Now let's enter the use case, the state machine diagram and the controller in our model. Please follow one of the links below to edit the model with the UML tool of your choice.

Now let's ask AndroMDA to generate code for the Search Timecards page:

  1. Execute the command mvn install -Peclipse in the Command Prompt (the -Peclipse is needed to update the project configuration in eclipse). Make sure you get a BUILD SUCCESSFUL message.

The only code we need to write by hand is the call from the SearchController to the UserService to populate the drop-downs. So open the SearchControllerImpl class generated at C:\timetracker\web\src\main\java\org\andromda\timetracker\web\timecardsearch. Add the code shown below:
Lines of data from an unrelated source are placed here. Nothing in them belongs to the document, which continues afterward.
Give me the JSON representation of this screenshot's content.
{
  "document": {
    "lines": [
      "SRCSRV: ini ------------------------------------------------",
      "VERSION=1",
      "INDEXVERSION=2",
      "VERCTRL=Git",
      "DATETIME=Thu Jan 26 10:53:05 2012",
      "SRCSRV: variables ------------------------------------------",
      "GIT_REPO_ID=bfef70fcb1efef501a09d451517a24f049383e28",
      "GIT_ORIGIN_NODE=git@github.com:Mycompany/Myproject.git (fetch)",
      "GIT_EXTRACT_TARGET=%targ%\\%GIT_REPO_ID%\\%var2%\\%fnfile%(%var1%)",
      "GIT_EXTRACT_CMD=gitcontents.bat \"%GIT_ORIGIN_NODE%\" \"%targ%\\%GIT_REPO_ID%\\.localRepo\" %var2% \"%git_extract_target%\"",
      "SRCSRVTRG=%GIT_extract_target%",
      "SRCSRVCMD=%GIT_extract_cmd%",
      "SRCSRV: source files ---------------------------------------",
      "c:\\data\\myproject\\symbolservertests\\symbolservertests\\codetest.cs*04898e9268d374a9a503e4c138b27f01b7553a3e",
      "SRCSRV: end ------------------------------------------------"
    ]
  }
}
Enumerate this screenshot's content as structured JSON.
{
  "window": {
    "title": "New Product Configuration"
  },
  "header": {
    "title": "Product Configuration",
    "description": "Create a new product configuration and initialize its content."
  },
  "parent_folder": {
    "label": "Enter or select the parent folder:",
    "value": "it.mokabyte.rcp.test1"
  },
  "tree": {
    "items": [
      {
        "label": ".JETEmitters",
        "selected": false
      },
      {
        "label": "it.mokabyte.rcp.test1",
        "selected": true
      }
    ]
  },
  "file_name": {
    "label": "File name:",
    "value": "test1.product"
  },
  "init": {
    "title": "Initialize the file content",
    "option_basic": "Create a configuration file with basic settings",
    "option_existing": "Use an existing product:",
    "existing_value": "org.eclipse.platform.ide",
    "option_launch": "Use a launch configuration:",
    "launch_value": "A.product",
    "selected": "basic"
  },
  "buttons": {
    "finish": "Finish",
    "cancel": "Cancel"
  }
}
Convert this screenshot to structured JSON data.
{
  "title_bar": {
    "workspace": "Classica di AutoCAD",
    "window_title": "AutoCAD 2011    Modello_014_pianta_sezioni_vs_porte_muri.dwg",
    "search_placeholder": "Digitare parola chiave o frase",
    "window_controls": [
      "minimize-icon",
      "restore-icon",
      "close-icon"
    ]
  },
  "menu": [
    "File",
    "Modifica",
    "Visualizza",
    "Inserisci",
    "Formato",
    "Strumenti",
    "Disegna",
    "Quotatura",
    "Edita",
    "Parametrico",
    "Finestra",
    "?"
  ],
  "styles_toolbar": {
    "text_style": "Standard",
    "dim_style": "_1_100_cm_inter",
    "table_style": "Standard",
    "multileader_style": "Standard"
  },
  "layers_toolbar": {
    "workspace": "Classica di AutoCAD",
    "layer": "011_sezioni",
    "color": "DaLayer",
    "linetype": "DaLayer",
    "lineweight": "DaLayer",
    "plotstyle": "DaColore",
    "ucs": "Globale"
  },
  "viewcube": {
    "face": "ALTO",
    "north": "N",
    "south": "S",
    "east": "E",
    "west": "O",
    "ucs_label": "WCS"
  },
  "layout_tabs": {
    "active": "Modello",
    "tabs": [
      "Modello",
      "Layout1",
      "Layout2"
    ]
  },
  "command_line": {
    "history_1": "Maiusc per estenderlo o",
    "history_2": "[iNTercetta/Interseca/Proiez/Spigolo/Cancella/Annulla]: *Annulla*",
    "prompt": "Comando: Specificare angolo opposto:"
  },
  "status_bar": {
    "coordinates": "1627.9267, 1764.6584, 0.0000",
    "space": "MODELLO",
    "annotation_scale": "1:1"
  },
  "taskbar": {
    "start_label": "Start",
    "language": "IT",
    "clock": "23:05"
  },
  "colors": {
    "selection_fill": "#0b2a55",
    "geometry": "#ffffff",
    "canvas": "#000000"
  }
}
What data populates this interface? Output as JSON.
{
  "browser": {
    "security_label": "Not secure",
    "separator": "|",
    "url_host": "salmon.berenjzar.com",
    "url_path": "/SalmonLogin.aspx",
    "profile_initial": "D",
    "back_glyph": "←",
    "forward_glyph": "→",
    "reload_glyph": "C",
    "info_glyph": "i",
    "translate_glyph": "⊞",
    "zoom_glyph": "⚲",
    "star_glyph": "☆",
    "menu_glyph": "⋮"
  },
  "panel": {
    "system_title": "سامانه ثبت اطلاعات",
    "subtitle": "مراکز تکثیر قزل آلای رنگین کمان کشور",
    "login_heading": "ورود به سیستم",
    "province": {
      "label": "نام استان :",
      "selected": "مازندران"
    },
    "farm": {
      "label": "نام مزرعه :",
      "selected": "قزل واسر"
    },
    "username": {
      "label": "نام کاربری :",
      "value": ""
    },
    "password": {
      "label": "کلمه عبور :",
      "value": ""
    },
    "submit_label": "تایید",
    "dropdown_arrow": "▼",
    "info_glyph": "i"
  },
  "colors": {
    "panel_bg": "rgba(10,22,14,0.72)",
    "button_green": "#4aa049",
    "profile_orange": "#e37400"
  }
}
// license-header java merge-point
// Generated by andromda-jsf cartridge (controllers\ on 04/17/2011 08:25:41-0300
package org.andromda.timetracker.web.timecardsearch;
import java.util.ArrayList;
import java.util.Collection;
import java.util.Collections;
import java.util.List;
import org.andromda.timetracker.vo.UserVO;
import org.andromda.timetracker.vo.UserVOComparator;
 * @see org.andromda.timetracker.web.timecardsearch.SearchController
public class SearchControllerImpl
    extends SearchController
     * The serial version UID of this class. Needed for serialization.
    private static final long serialVersionUID = -1584823295709314108L;
    private static final String ALL_STRING = "-- All --";
     * @see org.andromda.timetracker.web.timecardsearch.SearchController#populateSearchScreen(java.lang.Long submitter, java.lang.Long approver, java.util.Date startDateMinimum, java.util.Date startDateMaximum)
    public void populateSearchScreen(PopulateSearchScreenForm form)
        // Get list of users and add the "All" option at the top
        Collection<UserVO> users = getUserService().getAllUsers();
        // Add the 'All' option at the top of the list, as a fake user
        List<UserVO> userList = new ArrayList<UserVO>(users);
        // Sorts the names
        Collections.sort(userList, new UserVOComparator());
        userList.add(0, new UserVO(null, ALL_STRING, null, null));
        // Populate submitter and approver dropdowns
        form.setSubmitterBackingList(userList, "id", "username");
        form.setApproverBackingList(userList, "id", "username");

Note that we sort the users array so that names appear alphabetically in the drop-downs. The sorting function uses UserVOComparator, which is available under C:\timetracker-completed\common\src\main\java\org\andromda\timetracker\vo. Copy it to your solution using the same directory structure.

Now follow the steps below to build and deploy the application to JBoss and test it.

  1. Build the common and web projects to make sure the code added above is compiled and packaged. Here's how:
    mvn -f common/pom.xml install
    mvn -f web/pom.xml install
  2. Start the JBoss server. To do this, open a Command Prompt in the JBoss bin directory ( C:\Programs\JBoss\7\bin) and execute the command standalone.
  3. Deploy the application to the JBoss server. Copy timetracker.war from web\target to Jboss standalone\deployments directory. Look for JBoss console message indicating that the application has started.
  4. Open a browser and make it point to http://localhost:8080/timetracker. The TimeTracker search page should appear. Note that although the look and feel is not what we have in the prototype, the screen is functionally correct. We will worry about the look and feel later, when all the functionality is complete.
  5. Make sure that the submitter and approver drop downs are populated with the complete user list.

Below is a screen shot of the Search screen so far. Isn't it amazing that we were able to get all this functionality without much coding?

What's Next?

Congratulations! You have successfully deployed a complete vertical slice of the application that includes a front-end, middle-tier and a back-end. We are now ready start our second iteration with the goal to build the Search Results panel. Click here to start iteration 2.